# SUPPLIED RECORDS
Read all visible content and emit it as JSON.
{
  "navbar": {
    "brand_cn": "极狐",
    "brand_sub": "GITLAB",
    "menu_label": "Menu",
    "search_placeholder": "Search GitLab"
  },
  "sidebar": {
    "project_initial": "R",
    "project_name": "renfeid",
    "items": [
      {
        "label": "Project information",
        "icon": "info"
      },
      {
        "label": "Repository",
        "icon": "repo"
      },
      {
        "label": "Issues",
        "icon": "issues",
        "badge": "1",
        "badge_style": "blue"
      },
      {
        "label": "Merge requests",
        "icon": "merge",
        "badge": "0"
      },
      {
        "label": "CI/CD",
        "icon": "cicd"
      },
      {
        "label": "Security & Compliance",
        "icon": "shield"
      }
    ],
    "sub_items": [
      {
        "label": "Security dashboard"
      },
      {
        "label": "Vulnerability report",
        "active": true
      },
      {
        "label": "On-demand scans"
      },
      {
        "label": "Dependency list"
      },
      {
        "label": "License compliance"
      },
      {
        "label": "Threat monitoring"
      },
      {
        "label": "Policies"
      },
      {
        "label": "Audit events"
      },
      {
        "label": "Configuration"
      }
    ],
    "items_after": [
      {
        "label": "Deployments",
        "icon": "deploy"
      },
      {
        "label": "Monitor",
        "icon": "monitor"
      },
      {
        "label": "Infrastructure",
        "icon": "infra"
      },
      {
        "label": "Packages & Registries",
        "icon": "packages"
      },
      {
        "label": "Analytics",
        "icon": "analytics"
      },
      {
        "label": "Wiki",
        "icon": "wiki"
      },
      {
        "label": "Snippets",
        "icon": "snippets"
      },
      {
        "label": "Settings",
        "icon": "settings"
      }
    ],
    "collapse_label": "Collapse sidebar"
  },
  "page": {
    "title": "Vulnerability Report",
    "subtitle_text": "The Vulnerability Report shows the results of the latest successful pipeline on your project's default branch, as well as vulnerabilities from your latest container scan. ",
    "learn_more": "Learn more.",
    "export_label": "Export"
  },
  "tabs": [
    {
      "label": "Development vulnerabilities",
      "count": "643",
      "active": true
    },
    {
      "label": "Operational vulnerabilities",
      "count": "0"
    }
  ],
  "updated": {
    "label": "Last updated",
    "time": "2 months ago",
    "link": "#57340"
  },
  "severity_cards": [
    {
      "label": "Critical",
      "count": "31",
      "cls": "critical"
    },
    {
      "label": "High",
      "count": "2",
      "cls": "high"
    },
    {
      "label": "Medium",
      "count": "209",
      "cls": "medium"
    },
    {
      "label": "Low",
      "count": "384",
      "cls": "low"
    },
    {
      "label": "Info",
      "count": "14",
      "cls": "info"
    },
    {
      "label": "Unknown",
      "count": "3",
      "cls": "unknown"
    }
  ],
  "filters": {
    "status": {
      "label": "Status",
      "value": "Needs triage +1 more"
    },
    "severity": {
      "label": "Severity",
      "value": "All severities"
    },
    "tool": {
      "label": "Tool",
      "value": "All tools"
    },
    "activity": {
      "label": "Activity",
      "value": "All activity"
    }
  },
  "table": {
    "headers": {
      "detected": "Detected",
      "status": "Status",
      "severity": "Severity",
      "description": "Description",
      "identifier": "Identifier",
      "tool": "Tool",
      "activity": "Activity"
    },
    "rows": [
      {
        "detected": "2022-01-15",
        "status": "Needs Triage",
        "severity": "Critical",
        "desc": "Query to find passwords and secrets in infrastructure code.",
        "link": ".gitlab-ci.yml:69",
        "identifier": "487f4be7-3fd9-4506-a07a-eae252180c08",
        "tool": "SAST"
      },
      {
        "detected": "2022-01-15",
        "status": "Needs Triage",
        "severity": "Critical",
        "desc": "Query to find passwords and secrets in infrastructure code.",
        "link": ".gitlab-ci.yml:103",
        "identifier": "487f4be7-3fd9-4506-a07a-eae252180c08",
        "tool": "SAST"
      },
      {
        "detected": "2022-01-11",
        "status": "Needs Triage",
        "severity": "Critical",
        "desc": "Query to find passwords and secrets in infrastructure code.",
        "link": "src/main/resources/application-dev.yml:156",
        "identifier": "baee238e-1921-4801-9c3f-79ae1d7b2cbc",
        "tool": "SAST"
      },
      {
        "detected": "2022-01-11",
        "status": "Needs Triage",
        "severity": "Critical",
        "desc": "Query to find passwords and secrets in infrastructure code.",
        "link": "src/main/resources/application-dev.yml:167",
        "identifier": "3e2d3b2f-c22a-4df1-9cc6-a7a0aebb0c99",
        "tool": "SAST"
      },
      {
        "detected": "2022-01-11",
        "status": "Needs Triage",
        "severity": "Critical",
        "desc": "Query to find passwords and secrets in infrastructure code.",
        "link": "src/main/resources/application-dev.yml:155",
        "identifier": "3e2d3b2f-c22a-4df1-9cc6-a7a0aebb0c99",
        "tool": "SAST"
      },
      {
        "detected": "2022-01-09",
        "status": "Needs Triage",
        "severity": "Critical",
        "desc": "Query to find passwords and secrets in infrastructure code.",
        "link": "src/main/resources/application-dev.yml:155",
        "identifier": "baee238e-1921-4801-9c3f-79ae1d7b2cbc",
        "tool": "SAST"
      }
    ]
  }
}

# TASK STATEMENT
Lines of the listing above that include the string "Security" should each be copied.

# RESULT FOR THIS EXERCISE
        "label": "Security & Compliance",
        "label": "Security dashboard"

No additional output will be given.